It’s the reaction of the fans that will be interesting. In terms of his reception at Old Trafford, some stick seems likely, though football fans at heart will forgive almost anything in exchange for goals and wins. While not so public in his wanderlust, Steven Gerrard regained his status as darling of the Kop in relatively short order, despite having his shirt burned on television following a Chelsea-inspired transfer request. Nevertheless, like a straying husband reprieved from the purgatory of the couch, there is trust to be rebuilt, and things may never be the same again.
However. United’s position is complicated by the malign ginger cloud hanging over the club. It is becoming increasingly evidence that the green-and-gold protest is, in essence, futile. The Glazers are quite simply not human. At least, not human as football fans might understand, which is to say that they have no conception of what a football club is, why it matters, and why the most important people are not the owners, or the players, or the manager, but the fans. The tragedy of the Premier League is that its priorities are in exactly the opposite order. The inhumanity of the Glazers is that they understand one thing, and one thing only: money.
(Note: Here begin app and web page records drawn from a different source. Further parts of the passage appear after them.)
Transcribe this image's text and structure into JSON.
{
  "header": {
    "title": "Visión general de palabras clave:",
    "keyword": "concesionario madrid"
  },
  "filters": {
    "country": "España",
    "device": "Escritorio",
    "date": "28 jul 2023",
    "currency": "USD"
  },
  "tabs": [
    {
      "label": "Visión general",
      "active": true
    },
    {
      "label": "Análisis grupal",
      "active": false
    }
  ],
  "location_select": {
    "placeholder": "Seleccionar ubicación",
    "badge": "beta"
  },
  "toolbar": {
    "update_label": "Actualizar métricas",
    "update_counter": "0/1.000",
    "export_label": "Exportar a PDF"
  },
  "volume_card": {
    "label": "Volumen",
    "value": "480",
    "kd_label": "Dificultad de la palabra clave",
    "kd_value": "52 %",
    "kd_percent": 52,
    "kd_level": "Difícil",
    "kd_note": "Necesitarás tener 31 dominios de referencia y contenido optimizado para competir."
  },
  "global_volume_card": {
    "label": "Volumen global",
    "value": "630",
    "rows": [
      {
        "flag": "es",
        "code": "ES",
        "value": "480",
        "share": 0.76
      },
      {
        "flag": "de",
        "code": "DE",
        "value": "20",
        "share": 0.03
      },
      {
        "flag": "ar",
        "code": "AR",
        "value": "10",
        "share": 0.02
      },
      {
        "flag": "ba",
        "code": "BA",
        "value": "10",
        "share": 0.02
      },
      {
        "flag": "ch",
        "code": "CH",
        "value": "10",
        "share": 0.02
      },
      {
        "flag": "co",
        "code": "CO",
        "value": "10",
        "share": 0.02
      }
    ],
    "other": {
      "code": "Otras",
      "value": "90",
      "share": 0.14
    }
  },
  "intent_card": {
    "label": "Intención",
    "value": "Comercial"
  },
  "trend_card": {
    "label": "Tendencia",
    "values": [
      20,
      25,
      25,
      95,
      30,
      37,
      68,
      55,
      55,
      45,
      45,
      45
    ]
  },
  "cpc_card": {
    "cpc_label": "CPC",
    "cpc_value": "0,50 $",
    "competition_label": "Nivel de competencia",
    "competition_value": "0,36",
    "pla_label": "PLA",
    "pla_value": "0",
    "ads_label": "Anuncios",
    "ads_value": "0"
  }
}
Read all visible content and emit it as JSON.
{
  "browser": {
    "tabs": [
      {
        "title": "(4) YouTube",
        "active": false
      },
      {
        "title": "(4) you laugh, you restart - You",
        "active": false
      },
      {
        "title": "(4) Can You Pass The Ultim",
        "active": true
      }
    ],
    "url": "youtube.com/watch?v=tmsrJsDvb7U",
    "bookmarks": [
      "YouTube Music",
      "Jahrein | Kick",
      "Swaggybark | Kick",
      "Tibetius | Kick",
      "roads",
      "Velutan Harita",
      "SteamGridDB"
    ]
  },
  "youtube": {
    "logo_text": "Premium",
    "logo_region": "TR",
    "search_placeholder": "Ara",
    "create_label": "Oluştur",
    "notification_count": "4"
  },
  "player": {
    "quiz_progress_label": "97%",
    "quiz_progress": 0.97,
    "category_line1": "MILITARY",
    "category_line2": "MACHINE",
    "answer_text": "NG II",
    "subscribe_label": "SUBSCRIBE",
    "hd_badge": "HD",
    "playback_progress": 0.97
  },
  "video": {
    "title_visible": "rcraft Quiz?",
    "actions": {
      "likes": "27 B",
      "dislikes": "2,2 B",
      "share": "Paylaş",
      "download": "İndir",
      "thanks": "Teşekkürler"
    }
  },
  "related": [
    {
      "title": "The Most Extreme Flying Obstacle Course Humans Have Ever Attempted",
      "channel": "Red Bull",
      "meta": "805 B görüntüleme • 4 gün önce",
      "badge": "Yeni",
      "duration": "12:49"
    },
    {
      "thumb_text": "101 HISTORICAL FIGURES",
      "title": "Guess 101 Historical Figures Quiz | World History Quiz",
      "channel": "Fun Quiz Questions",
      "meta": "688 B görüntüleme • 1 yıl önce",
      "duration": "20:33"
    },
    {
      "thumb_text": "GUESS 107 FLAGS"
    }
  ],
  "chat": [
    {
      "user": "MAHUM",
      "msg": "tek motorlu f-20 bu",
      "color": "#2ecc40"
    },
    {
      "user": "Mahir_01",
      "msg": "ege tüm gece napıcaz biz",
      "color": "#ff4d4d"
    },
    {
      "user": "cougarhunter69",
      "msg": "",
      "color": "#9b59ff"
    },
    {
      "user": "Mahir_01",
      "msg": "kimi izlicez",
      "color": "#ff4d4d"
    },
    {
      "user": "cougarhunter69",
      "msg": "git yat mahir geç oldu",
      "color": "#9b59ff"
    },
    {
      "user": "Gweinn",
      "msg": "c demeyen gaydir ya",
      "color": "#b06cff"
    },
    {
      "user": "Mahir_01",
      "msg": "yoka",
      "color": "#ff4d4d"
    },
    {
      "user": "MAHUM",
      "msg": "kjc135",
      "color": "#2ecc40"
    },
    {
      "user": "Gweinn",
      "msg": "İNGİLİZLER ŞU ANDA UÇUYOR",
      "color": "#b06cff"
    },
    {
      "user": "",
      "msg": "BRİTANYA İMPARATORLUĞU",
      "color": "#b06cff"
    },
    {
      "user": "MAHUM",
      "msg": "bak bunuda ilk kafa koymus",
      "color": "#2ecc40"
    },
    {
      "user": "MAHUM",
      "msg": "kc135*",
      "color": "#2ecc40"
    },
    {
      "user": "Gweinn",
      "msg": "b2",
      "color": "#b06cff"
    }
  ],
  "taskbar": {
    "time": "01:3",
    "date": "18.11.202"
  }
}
Which is why the news of Rooney’s change of heart arouses a curious ambiguity, and not just because it will seem strange, for a few games, to cheer him on. As the recent financial results showed, Manchester United are a phenomenal cash-generating business, but almost all that cash is required to service the debts piled onto the club as a result of the Glazer takeover. Cash generated by the club does not reinvigorate or benefit the club. But while this is known by the supporters, the straightforward connection – that cash was your cash, that cash was my cash – hasn’t yet clicked. There is no doubting the sincerity of those waving their scarves inside Old Trafford, but by paying for the tickets, shirts, programmes and pies, they are skirting around the the only act of protest that might have any effect.
The Liverpool example is instructive. What forced Hicks & Gillett’s hands wasn’t the marching, or the singing, or the banners, or the death threats, or the abusive emails, or the bizarrely self-aggrandising videos, or any of the outrage, however heartfelt. It was the inability to service the debt.
One of the silver linings of the Rooney transfer, therefore, was the faint hope that it might serve as some kind of wake-up call to the United faithful. That the sight of Ferguson’s protégé disappearing into the sunset (or, worse, a blue moon) might cause the penny to finally drop that the Glazers do not, and will not, respond to a protest rooted in the emotional and the moral. They do not mind being hated; indeed, they barely notice being hated. As long as they’re being paid.
If you’ll excuse a momentary slip into the personal, I really don’t want this to seem like a snipe at those buying tickets, who as United fans are trapped in a horrible bind. I am not, have never been, and have no likely prospect of imminently becoming a season ticket holder at Old Trafford. And if I were, I know for a fact that I would rather lose my eye teeth than give it up. Yet there is no other way. We can tell the Glazers that they are playing with our feelings. They don’t care. We can point to the club’s history. They don’t care. We could burn flags, threaten violence, and get Ian Brown to mumble incoherently into a camera. They wouldn’t care. United’s owners view United’s fans as nothing more than a endless stream of money. We need to turn the tap off.